== Segment start ==

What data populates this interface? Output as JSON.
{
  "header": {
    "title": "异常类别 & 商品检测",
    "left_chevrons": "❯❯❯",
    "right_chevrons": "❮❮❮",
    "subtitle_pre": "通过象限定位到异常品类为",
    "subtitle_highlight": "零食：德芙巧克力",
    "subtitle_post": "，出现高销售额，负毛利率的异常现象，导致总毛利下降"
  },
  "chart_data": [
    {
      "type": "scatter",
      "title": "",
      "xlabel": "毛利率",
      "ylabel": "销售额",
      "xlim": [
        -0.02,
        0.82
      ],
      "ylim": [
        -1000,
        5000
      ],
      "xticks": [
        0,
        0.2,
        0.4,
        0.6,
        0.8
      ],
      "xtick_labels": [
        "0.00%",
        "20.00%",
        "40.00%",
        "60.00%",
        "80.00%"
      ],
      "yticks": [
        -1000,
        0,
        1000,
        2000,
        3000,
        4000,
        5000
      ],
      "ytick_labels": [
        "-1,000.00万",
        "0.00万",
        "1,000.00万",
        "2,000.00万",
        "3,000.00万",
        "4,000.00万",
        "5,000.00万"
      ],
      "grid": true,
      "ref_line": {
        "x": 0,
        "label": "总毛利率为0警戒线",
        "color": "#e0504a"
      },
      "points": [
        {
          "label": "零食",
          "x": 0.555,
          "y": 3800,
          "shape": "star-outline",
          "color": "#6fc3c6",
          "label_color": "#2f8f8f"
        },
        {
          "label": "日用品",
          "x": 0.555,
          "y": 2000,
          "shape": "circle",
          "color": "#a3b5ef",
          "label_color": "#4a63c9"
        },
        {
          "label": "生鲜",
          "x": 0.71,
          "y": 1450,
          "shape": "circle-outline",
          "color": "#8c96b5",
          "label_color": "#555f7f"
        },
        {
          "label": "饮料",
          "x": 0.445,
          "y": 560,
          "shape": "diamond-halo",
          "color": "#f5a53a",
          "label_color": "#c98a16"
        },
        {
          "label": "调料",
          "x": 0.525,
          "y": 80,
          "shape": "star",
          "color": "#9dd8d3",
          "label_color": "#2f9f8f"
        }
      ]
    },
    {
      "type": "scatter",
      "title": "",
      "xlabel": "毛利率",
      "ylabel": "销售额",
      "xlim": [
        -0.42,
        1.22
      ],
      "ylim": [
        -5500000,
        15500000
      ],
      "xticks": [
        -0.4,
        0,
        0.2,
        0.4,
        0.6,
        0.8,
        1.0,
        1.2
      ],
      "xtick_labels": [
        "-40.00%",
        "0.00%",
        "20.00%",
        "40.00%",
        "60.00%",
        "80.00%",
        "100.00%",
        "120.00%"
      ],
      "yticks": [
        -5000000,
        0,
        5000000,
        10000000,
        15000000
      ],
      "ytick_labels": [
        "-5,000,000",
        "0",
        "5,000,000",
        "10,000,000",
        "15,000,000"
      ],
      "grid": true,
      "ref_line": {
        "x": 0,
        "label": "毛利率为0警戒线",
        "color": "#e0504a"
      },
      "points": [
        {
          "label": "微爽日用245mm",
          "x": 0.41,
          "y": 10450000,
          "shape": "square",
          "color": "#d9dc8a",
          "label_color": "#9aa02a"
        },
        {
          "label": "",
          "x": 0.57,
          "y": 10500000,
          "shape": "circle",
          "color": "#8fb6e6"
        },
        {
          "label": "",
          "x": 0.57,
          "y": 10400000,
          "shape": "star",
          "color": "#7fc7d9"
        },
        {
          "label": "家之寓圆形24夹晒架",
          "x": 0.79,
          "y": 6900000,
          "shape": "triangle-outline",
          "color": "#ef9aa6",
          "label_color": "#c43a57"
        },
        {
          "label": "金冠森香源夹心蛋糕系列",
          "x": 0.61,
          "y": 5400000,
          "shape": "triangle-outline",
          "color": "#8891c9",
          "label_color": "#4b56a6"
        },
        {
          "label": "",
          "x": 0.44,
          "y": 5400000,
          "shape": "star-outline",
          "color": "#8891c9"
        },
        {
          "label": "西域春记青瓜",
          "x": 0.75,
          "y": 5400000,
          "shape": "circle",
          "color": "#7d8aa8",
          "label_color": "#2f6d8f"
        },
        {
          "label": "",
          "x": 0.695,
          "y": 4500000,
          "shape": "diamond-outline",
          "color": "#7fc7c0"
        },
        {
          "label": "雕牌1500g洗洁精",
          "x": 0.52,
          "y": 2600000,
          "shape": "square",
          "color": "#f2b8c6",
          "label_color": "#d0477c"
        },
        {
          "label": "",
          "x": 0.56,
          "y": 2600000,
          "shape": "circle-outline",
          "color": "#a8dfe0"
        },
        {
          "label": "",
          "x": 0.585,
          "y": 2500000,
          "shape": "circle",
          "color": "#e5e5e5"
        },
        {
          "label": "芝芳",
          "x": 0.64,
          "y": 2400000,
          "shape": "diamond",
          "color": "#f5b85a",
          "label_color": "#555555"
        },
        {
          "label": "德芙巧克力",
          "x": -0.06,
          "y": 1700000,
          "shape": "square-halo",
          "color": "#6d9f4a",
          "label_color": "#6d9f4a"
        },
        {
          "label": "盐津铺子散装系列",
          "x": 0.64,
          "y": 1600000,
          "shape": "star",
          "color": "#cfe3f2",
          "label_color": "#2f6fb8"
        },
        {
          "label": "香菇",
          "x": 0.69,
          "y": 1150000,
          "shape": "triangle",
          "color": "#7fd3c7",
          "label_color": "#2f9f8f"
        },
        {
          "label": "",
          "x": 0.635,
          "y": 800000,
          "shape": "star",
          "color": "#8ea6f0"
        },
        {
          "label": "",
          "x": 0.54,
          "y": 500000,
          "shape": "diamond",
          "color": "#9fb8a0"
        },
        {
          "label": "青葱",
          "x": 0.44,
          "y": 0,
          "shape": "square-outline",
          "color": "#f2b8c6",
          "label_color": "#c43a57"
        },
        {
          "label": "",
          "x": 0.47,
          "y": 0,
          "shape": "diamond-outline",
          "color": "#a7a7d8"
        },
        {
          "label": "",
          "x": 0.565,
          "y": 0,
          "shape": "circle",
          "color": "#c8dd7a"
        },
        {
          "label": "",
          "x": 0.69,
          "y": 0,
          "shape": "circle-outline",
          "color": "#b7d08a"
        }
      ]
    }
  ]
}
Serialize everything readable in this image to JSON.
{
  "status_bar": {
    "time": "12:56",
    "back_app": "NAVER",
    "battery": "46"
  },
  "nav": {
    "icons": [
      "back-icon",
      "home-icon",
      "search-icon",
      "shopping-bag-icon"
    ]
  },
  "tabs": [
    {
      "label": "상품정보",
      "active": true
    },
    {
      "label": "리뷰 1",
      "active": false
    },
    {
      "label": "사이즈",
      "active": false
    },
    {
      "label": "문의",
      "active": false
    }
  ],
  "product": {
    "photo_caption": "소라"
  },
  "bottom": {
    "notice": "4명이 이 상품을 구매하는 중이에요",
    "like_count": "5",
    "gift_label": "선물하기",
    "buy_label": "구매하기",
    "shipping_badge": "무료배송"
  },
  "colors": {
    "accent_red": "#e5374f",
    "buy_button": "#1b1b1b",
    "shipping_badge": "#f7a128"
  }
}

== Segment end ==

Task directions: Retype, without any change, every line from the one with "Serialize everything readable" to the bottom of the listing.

Exercise solution:
Serialize everything readable in this image to JSON.
{
  "status_bar": {
    "time": "12:56",
    "back_app": "NAVER",
    "battery": "46"
  },
  "nav": {
    "icons": [
      "back-icon",
      "home-icon",
      "search-icon",
      "shopping-bag-icon"
    ]
  },
  "tabs": [
    {
      "label": "상품정보",
      "active": true
    },
    {
      "label": "리뷰 1",
      "active": false
    },
    {
      "label": "사이즈",
      "active": false
    },
    {
      "label": "문의",
      "active": false
    }
  ],
  "product": {
    "photo_caption": "소라"
  },
  "bottom": {
    "notice": "4명이 이 상품을 구매하는 중이에요",
    "like_count": "5",
    "gift_label": "선물하기",
    "buy_label": "구매하기",
    "shipping_badge": "무료배송"
  },
  "colors": {
    "accent_red": "#e5374f",
    "buy_button": "#1b1b1b",
    "shipping_badge": "#f7a128"
  }
}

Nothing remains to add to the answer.